Smoking remains the leading cause of preventable death and disease in the United States, killing more than 480,000 Americans each year. Smoking is responsible for nearly 1 out of every 5 deaths. Smoking causes immediate damage to the body, harms every organ system, and leads to disease and disability. For every smoking-related death, at least 30 Americans live with a smoking-related illness.
The prevalence of smoking among people living with HIV remains between 2- and 3-fold higher than that of the general population and this high prevalence has profound health implications. Research shows that the harmful effects of smoking are greatly magnified even when HIV appears to be under control through the use of antiretroviral medications.

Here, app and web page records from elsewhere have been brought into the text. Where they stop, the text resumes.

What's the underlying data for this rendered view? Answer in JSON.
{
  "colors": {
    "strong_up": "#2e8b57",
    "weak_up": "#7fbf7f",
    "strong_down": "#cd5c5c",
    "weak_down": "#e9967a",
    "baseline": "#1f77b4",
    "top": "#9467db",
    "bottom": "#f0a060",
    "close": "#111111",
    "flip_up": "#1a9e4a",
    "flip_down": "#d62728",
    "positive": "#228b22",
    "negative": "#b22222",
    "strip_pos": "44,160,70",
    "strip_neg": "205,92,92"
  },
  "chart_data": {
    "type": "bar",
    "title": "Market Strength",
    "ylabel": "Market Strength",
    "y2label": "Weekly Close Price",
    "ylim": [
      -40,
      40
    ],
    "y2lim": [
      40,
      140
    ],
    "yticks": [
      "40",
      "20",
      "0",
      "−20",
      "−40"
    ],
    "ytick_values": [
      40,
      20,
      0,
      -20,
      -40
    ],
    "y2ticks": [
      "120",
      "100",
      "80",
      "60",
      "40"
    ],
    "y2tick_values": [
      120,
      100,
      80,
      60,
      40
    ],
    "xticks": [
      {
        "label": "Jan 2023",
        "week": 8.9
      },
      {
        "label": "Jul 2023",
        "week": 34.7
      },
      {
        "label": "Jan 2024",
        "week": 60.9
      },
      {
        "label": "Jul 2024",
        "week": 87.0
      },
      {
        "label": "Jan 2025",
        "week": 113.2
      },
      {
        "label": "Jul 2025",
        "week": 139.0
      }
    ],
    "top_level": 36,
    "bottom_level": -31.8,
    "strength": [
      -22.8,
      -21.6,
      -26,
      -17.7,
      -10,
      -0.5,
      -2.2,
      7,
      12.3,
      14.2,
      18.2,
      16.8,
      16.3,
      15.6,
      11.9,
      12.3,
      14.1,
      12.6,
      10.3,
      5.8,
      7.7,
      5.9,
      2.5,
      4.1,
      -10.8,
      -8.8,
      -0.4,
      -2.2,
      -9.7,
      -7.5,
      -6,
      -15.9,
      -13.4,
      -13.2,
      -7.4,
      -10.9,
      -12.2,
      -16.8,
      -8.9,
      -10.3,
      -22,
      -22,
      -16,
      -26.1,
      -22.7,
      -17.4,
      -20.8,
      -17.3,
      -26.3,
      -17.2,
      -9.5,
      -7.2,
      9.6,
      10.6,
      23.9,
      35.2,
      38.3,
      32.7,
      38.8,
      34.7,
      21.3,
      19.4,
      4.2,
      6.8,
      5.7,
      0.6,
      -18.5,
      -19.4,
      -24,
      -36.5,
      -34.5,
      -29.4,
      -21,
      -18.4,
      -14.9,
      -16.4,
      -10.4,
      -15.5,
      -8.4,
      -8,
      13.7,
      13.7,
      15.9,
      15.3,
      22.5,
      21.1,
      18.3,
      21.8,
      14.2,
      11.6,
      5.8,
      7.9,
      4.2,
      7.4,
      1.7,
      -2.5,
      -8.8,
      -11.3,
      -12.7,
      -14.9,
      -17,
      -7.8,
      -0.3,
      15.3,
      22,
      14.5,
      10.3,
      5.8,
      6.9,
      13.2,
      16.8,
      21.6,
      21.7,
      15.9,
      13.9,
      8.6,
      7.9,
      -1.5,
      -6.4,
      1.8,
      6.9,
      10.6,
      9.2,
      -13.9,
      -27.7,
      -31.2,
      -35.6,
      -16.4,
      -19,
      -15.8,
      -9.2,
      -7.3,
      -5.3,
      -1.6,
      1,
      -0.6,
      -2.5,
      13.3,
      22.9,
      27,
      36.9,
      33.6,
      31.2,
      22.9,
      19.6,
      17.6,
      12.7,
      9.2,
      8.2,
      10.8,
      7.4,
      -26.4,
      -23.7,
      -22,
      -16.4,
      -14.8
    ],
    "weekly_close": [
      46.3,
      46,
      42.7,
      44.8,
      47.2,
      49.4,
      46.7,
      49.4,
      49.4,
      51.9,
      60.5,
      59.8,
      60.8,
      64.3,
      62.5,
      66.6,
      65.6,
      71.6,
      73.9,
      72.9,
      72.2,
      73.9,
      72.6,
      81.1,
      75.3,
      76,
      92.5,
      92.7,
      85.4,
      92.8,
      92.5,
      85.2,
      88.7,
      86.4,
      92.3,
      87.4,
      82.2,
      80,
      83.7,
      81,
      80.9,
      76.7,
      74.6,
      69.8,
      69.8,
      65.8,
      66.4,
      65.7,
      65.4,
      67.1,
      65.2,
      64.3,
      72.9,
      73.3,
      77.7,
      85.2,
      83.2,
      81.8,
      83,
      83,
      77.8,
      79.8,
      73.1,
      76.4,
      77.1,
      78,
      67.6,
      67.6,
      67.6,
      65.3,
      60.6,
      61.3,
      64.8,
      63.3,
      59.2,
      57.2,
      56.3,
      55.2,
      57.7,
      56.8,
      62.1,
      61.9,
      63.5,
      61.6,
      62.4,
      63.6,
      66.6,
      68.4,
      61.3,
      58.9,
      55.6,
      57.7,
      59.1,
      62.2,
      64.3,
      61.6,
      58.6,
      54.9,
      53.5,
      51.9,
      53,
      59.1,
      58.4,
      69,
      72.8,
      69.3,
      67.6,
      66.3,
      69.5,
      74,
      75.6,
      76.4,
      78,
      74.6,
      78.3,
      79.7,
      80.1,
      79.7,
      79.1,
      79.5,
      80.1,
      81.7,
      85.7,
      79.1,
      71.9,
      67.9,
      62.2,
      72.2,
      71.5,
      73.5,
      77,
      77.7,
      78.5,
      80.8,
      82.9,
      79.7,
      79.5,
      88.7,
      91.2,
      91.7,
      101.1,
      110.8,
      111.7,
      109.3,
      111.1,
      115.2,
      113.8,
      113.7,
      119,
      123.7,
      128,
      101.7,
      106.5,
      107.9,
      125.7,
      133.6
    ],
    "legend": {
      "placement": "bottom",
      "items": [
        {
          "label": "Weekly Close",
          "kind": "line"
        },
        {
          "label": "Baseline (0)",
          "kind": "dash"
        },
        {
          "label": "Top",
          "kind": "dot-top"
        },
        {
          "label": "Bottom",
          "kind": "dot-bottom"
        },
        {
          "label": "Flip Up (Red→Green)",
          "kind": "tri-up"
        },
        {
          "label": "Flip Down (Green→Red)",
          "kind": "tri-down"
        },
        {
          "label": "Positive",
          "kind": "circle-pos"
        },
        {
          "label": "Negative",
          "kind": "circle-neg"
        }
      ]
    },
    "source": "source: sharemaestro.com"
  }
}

Those people living with HIV who smoke may have less success with HIV drug therapy; may be more likely to experience side effects of HIV medications; may have lower CD4 counts; may have a greater chance of developing opportunistic infections; and we may see higher rates of HIV transmission among them.
This 2-page fact sheet outlines the research related to people living with HIV who smoke. See also the related Curriculum.